[Component data from apps and pages]
------------------------------
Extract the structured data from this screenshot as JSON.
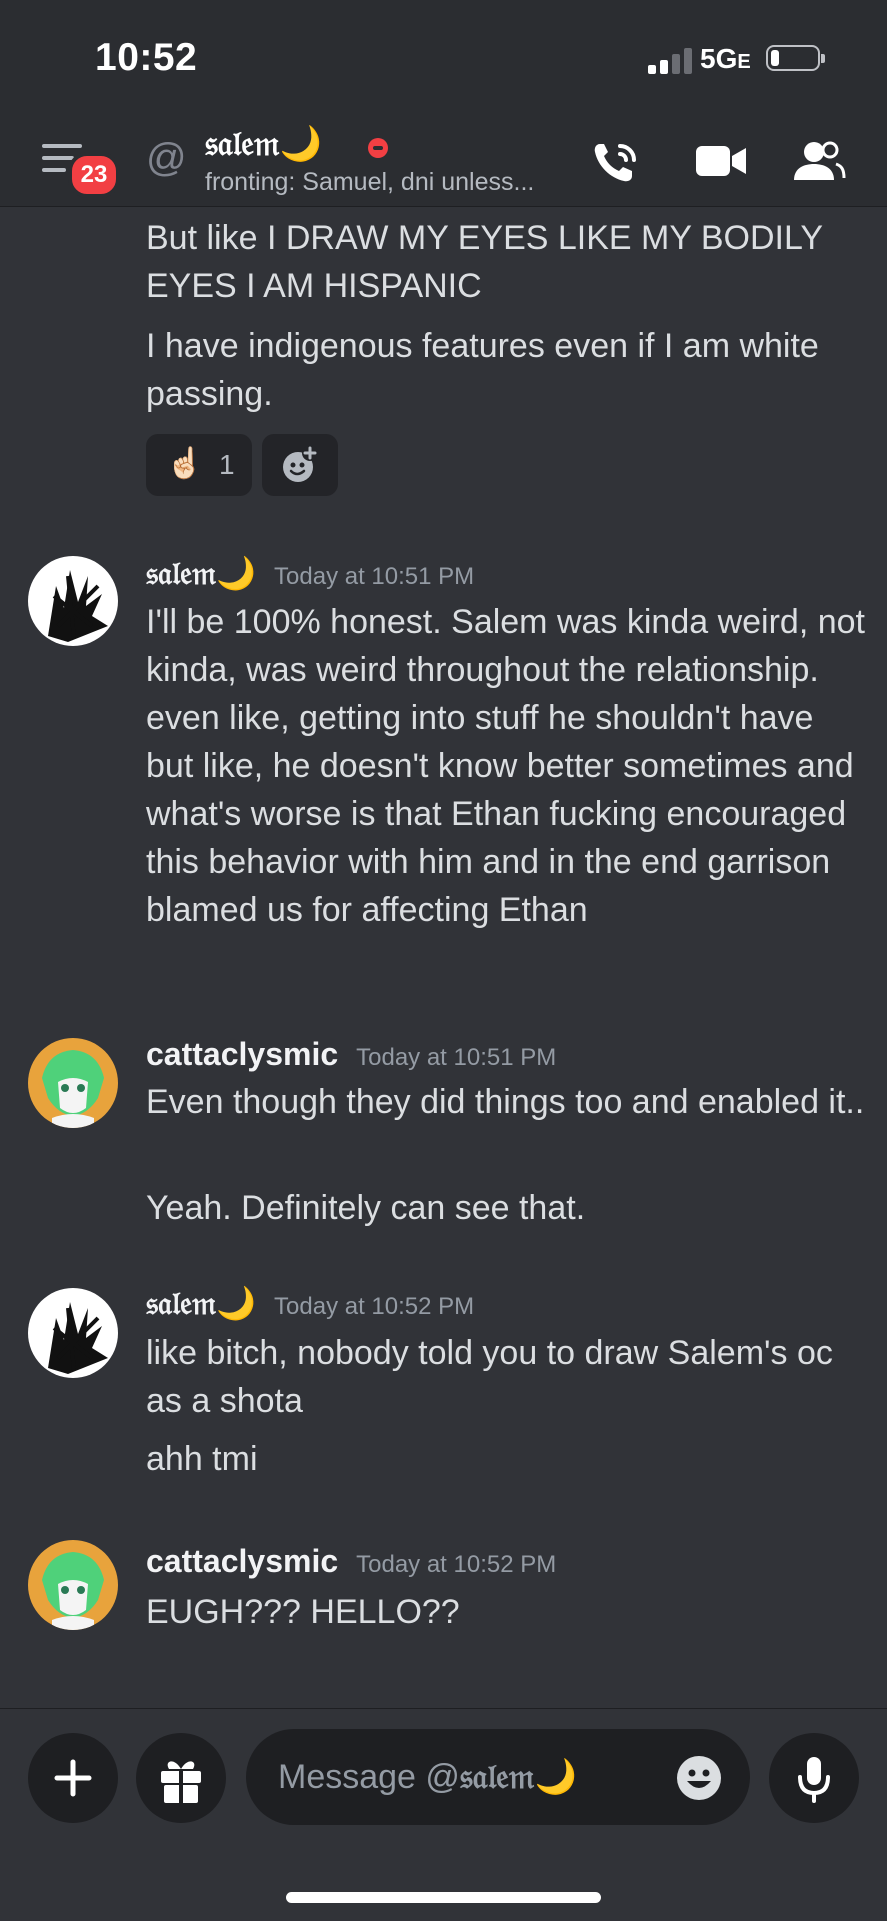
{
  "status_bar": {
    "time": "10:52",
    "network": "5G",
    "network_suffix": "E"
  },
  "header": {
    "unread_badge": "23",
    "at_symbol": "@",
    "dm_name": "𝔰𝔞𝔩𝔢𝔪",
    "dm_emoji": "🌙",
    "status_text": "fronting: Samuel, dni unless..."
  },
  "messages": {
    "cont1": "But like I DRAW MY EYES LIKE MY BODILY EYES I AM HISPANIC",
    "cont2": "I have indigenous features even if I am white passing.",
    "reaction": {
      "emoji": "☝🏻",
      "count": "1"
    },
    "m1": {
      "author": "𝔰𝔞𝔩𝔢𝔪",
      "emoji": "🌙",
      "timestamp": "Today at 10:51 PM",
      "text": "I'll be 100% honest. Salem was kinda weird, not kinda, was weird throughout the relationship. even like, getting into stuff he shouldn't have but like, he doesn't know better sometimes and what's worse is that Ethan fucking encouraged this behavior with him and in the end garrison blamed us for affecting Ethan"
    },
    "m2": {
      "author": "cattaclysmic",
      "timestamp": "Today at 10:51 PM",
      "text1": "Even though they did things too and enabled it..",
      "text2": "Yeah. Definitely can see that."
    },
    "m3": {
      "author": "𝔰𝔞𝔩𝔢𝔪",
      "emoji": "🌙",
      "timestamp": "Today at 10:52 PM",
      "text1": "like bitch, nobody told you to draw Salem's oc as a shota",
      "text2": "ahh tmi"
    },
    "m4": {
      "author": "cattaclysmic",
      "timestamp": "Today at 10:52 PM",
      "text": "EUGH??? HELLO??"
    }
  },
  "composer": {
    "placeholder_prefix": "Message @",
    "placeholder_name": "𝔰𝔞𝔩𝔢𝔪",
    "placeholder_emoji": "🌙"
  },
  "colors": {
    "background": "#313338",
    "header": "#2b2d31",
    "badge": "#f23f43",
    "dnd_status": "#f23f43",
    "input": "#1e1f22",
    "avatar_cattaclysmic": "#e8a33c"
  },
  "icons": [
    "menu-icon",
    "at-icon",
    "dnd-status-icon",
    "phone-call-icon",
    "video-call-icon",
    "members-icon",
    "add-reaction-icon",
    "plus-icon",
    "gift-icon",
    "emoji-icon",
    "microphone-icon"
  ]
}
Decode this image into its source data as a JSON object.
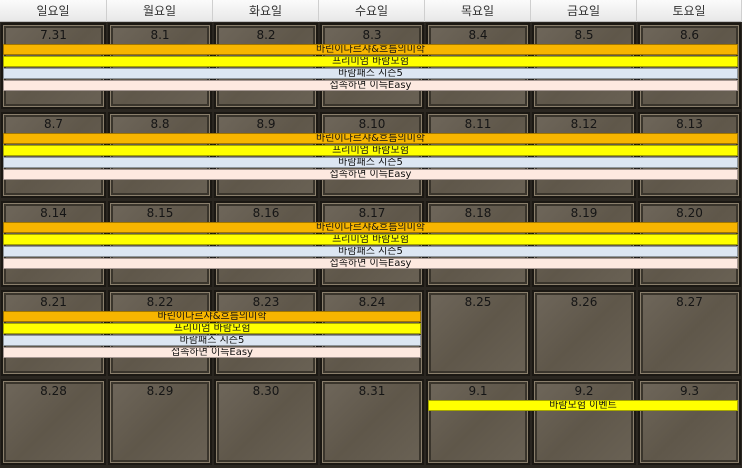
{
  "weekdays": [
    "일요일",
    "월요일",
    "화요일",
    "수요일",
    "목요일",
    "금요일",
    "토요일"
  ],
  "weeks": [
    {
      "dates": [
        "7.31",
        "8.1",
        "8.2",
        "8.3",
        "8.4",
        "8.5",
        "8.6"
      ],
      "events": [
        {
          "label": "바린이나르샤&흐름의미학",
          "start": 0,
          "span": 7,
          "color": "#f7b500"
        },
        {
          "label": "프리미엄 바람모험",
          "start": 0,
          "span": 7,
          "color": "#ffff00"
        },
        {
          "label": "바람패스 시즌5",
          "start": 0,
          "span": 7,
          "color": "#dce6f2"
        },
        {
          "label": "접속하면 이득Easy",
          "start": 0,
          "span": 7,
          "color": "#fde9e0"
        }
      ]
    },
    {
      "dates": [
        "8.7",
        "8.8",
        "8.9",
        "8.10",
        "8.11",
        "8.12",
        "8.13"
      ],
      "events": [
        {
          "label": "바린이나르샤&흐름의미학",
          "start": 0,
          "span": 7,
          "color": "#f7b500"
        },
        {
          "label": "프리미엄 바람모험",
          "start": 0,
          "span": 7,
          "color": "#ffff00"
        },
        {
          "label": "바람패스 시즌5",
          "start": 0,
          "span": 7,
          "color": "#dce6f2"
        },
        {
          "label": "접속하면 이득Easy",
          "start": 0,
          "span": 7,
          "color": "#fde9e0"
        }
      ]
    },
    {
      "dates": [
        "8.14",
        "8.15",
        "8.16",
        "8.17",
        "8.18",
        "8.19",
        "8.20"
      ],
      "events": [
        {
          "label": "바린이나르샤&흐름의미학",
          "start": 0,
          "span": 7,
          "color": "#f7b500"
        },
        {
          "label": "프리미엄 바람모험",
          "start": 0,
          "span": 7,
          "color": "#ffff00"
        },
        {
          "label": "바람패스 시즌5",
          "start": 0,
          "span": 7,
          "color": "#dce6f2"
        },
        {
          "label": "접속하면 이득Easy",
          "start": 0,
          "span": 7,
          "color": "#fde9e0"
        }
      ]
    },
    {
      "dates": [
        "8.21",
        "8.22",
        "8.23",
        "8.24",
        "8.25",
        "8.26",
        "8.27"
      ],
      "events": [
        {
          "label": "바린이나르샤&흐름의미학",
          "start": 0,
          "span": 4,
          "color": "#f7b500"
        },
        {
          "label": "프리미엄 바람모험",
          "start": 0,
          "span": 4,
          "color": "#ffff00"
        },
        {
          "label": "바람패스 시즌5",
          "start": 0,
          "span": 4,
          "color": "#dce6f2"
        },
        {
          "label": "접속하면 이득Easy",
          "start": 0,
          "span": 4,
          "color": "#fde9e0"
        }
      ]
    },
    {
      "dates": [
        "8.28",
        "8.29",
        "8.30",
        "8.31",
        "9.1",
        "9.2",
        "9.3"
      ],
      "events": [
        {
          "label": "바람모험 이벤트",
          "start": 4,
          "span": 3,
          "color": "#ffff00"
        }
      ]
    }
  ]
}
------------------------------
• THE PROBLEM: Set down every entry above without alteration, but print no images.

• RESPONSE:
Extract the structured data from this screenshot as JSON.
{
  "status_bar": {
    "time": "10:52",
    "network": "5G",
    "network_suffix": "E"
  },
  "header": {
    "unread_badge": "23",
    "at_symbol": "@",
    "dm_name": "𝔰𝔞𝔩𝔢𝔪",
    "dm_emoji": "🌙",
    "status_text": "fronting: Samuel, dni unless..."
  },
  "messages": {
    "cont1": "But like I DRAW MY EYES LIKE MY BODILY EYES I AM HISPANIC",
    "cont2": "I have indigenous features even if I am white passing.",
    "reaction": {
      "emoji": "☝🏻",
      "count": "1"
    },
    "m1": {
      "author": "𝔰𝔞𝔩𝔢𝔪",
      "emoji": "🌙",
      "timestamp": "Today at 10:51 PM",
      "text": "I'll be 100% honest. Salem was kinda weird, not kinda, was weird throughout the relationship. even like, getting into stuff he shouldn't have but like, he doesn't know better sometimes and what's worse is that Ethan fucking encouraged this behavior with him and in the end garrison blamed us for affecting Ethan"
    },
    "m2": {
      "author": "cattaclysmic",
      "timestamp": "Today at 10:51 PM",
      "text1": "Even though they did things too and enabled it..",
      "text2": "Yeah. Definitely can see that."
    },
    "m3": {
      "author": "𝔰𝔞𝔩𝔢𝔪",
      "emoji": "🌙",
      "timestamp": "Today at 10:52 PM",
      "text1": "like bitch, nobody told you to draw Salem's oc as a shota",
      "text2": "ahh tmi"
    },
    "m4": {
      "author": "cattaclysmic",
      "timestamp": "Today at 10:52 PM",
      "text": "EUGH??? HELLO??"
    }
  },
  "composer": {
    "placeholder_prefix": "Message @",
    "placeholder_name": "𝔰𝔞𝔩𝔢𝔪",
    "placeholder_emoji": "🌙"
  },
  "colors": {
    "background": "#313338",
    "header": "#2b2d31",
    "badge": "#f23f43",
    "dnd_status": "#f23f43",
    "input": "#1e1f22",
    "avatar_cattaclysmic": "#e8a33c"
  },
  "icons": [
    "menu-icon",
    "at-icon",
    "dnd-status-icon",
    "phone-call-icon",
    "video-call-icon",
    "members-icon",
    "add-reaction-icon",
    "plus-icon",
    "gift-icon",
    "emoji-icon",
    "microphone-icon"
  ]
}
Decode this image into its source data as a JSON object.
{
  "weekdays": [
    "일요일",
    "월요일",
    "화요일",
    "수요일",
    "목요일",
    "금요일",
    "토요일"
  ],
  "weeks": [
    {
      "dates": [
        "7.31",
        "8.1",
        "8.2",
        "8.3",
        "8.4",
        "8.5",
        "8.6"
      ],
      "events": [
        {
          "label": "바린이나르샤&흐름의미학",
          "start": 0,
          "span": 7,
          "color": "#f7b500"
        },
        {
          "label": "프리미엄 바람모험",
          "start": 0,
          "span": 7,
          "color": "#ffff00"
        },
        {
          "label": "바람패스 시즌5",
          "start": 0,
          "span": 7,
          "color": "#dce6f2"
        },
        {
          "label": "접속하면 이득Easy",
          "start": 0,
          "span": 7,
          "color": "#fde9e0"
        }
      ]
    },
    {
      "dates": [
        "8.7",
        "8.8",
        "8.9",
        "8.10",
        "8.11",
        "8.12",
        "8.13"
      ],
      "events": [
        {
          "label": "바린이나르샤&흐름의미학",
          "start": 0,
          "span": 7,
          "color": "#f7b500"
        },
        {
          "label": "프리미엄 바람모험",
          "start": 0,
          "span": 7,
          "color": "#ffff00"
        },
        {
          "label": "바람패스 시즌5",
          "start": 0,
          "span": 7,
          "color": "#dce6f2"
        },
        {
          "label": "접속하면 이득Easy",
          "start": 0,
          "span": 7,
          "color": "#fde9e0"
        }
      ]
    },
    {
      "dates": [
        "8.14",
        "8.15",
        "8.16",
        "8.17",
        "8.18",
        "8.19",
        "8.20"
      ],
      "events": [
        {
          "label": "바린이나르샤&흐름의미학",
          "start": 0,
          "span": 7,
          "color": "#f7b500"
        },
        {
          "label": "프리미엄 바람모험",
          "start": 0,
          "span": 7,
          "color": "#ffff00"
        },
        {
          "label": "바람패스 시즌5",
          "start": 0,
          "span": 7,
          "color": "#dce6f2"
        },
        {
          "label": "접속하면 이득Easy",
          "start": 0,
          "span": 7,
          "color": "#fde9e0"
        }
      ]
    },
    {
      "dates": [
        "8.21",
        "8.22",
        "8.23",
        "8.24",
        "8.25",
        "8.26",
        "8.27"
      ],
      "events": [
        {
          "label": "바린이나르샤&흐름의미학",
          "start": 0,
          "span": 4,
          "color": "#f7b500"
        },
        {
          "label": "프리미엄 바람모험",
          "start": 0,
          "span": 4,
          "color": "#ffff00"
        },
        {
          "label": "바람패스 시즌5",
          "start": 0,
          "span": 4,
          "color": "#dce6f2"
        },
        {
          "label": "접속하면 이득Easy",
          "start": 0,
          "span": 4,
          "color": "#fde9e0"
        }
      ]
    },
    {
      "dates": [
        "8.28",
        "8.29",
        "8.30",
        "8.31",
        "9.1",
        "9.2",
        "9.3"
      ],
      "events": [
        {
          "label": "바람모험 이벤트",
          "start": 4,
          "span": 3,
          "color": "#ffff00"
        }
      ]
    }
  ]
}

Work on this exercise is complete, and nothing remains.